- **INPUT MATERIAL**:
---
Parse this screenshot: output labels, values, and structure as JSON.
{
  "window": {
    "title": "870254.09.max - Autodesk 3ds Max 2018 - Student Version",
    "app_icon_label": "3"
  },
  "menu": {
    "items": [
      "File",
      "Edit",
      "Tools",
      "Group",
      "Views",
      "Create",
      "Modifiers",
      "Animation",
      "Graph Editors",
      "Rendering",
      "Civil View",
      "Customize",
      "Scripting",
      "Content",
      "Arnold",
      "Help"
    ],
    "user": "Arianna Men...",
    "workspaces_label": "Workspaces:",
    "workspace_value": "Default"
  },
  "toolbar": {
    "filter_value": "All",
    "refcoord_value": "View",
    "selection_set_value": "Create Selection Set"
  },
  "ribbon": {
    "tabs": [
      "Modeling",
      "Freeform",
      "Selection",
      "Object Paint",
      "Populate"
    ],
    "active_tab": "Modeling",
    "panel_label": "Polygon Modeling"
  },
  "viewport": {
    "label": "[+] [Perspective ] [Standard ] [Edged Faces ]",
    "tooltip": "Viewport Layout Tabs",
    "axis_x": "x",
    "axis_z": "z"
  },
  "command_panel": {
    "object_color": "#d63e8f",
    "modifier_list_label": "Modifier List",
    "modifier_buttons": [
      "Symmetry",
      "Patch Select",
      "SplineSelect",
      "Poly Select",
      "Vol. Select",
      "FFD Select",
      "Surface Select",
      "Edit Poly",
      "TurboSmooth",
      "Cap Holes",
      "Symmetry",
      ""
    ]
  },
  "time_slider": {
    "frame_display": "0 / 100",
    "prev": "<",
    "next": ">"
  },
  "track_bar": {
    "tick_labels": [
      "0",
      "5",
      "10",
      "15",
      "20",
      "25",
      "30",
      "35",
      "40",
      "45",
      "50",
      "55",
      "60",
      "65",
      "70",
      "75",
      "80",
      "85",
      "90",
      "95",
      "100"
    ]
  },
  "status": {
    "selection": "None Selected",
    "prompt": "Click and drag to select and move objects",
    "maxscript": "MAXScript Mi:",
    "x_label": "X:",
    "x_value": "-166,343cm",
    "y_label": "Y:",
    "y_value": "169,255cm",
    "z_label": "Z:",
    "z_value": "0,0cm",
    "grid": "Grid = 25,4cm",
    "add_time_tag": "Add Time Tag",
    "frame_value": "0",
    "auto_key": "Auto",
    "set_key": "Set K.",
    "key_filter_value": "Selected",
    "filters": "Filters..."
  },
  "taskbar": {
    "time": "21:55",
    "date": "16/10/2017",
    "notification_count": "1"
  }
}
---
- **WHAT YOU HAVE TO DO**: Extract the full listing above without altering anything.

- **RESPONSE FOR THIS EXERCISE**:
Parse this screenshot: output labels, values, and structure as JSON.
{
  "window": {
    "title": "870254.09.max - Autodesk 3ds Max 2018 - Student Version",
    "app_icon_label": "3"
  },
  "menu": {
    "items": [
      "File",
      "Edit",
      "Tools",
      "Group",
      "Views",
      "Create",
      "Modifiers",
      "Animation",
      "Graph Editors",
      "Rendering",
      "Civil View",
      "Customize",
      "Scripting",
      "Content",
      "Arnold",
      "Help"
    ],
    "user": "Arianna Men...",
    "workspaces_label": "Workspaces:",
    "workspace_value": "Default"
  },
  "toolbar": {
    "filter_value": "All",
    "refcoord_value": "View",
    "selection_set_value": "Create Selection Set"
  },
  "ribbon": {
    "tabs": [
      "Modeling",
      "Freeform",
      "Selection",
      "Object Paint",
      "Populate"
    ],
    "active_tab": "Modeling",
    "panel_label": "Polygon Modeling"
  },
  "viewport": {
    "label": "[+] [Perspective ] [Standard ] [Edged Faces ]",
    "tooltip": "Viewport Layout Tabs",
    "axis_x": "x",
    "axis_z": "z"
  },
  "command_panel": {
    "object_color": "#d63e8f",
    "modifier_list_label": "Modifier List",
    "modifier_buttons": [
      "Symmetry",
      "Patch Select",
      "SplineSelect",
      "Poly Select",
      "Vol. Select",
      "FFD Select",
      "Surface Select",
      "Edit Poly",
      "TurboSmooth",
      "Cap Holes",
      "Symmetry",
      ""
    ]
  },
  "time_slider": {
    "frame_display": "0 / 100",
    "prev": "<",
    "next": ">"
  },
  "track_bar": {
    "tick_labels": [
      "0",
      "5",
      "10",
      "15",
      "20",
      "25",
      "30",
      "35",
      "40",
      "45",
      "50",
      "55",
      "60",
      "65",
      "70",
      "75",
      "80",
      "85",
      "90",
      "95",
      "100"
    ]
  },
  "status": {
    "selection": "None Selected",
    "prompt": "Click and drag to select and move objects",
    "maxscript": "MAXScript Mi:",
    "x_label": "X:",
    "x_value": "-166,343cm",
    "y_label": "Y:",
    "y_value": "169,255cm",
    "z_label": "Z:",
    "z_value": "0,0cm",
    "grid": "Grid = 25,4cm",
    "add_time_tag": "Add Time Tag",
    "frame_value": "0",
    "auto_key": "Auto",
    "set_key": "Set K.",
    "key_filter_value": "Selected",
    "filters": "Filters..."
  },
  "taskbar": {
    "time": "21:55",
    "date": "16/10/2017",
    "notification_count": "1"
  }
}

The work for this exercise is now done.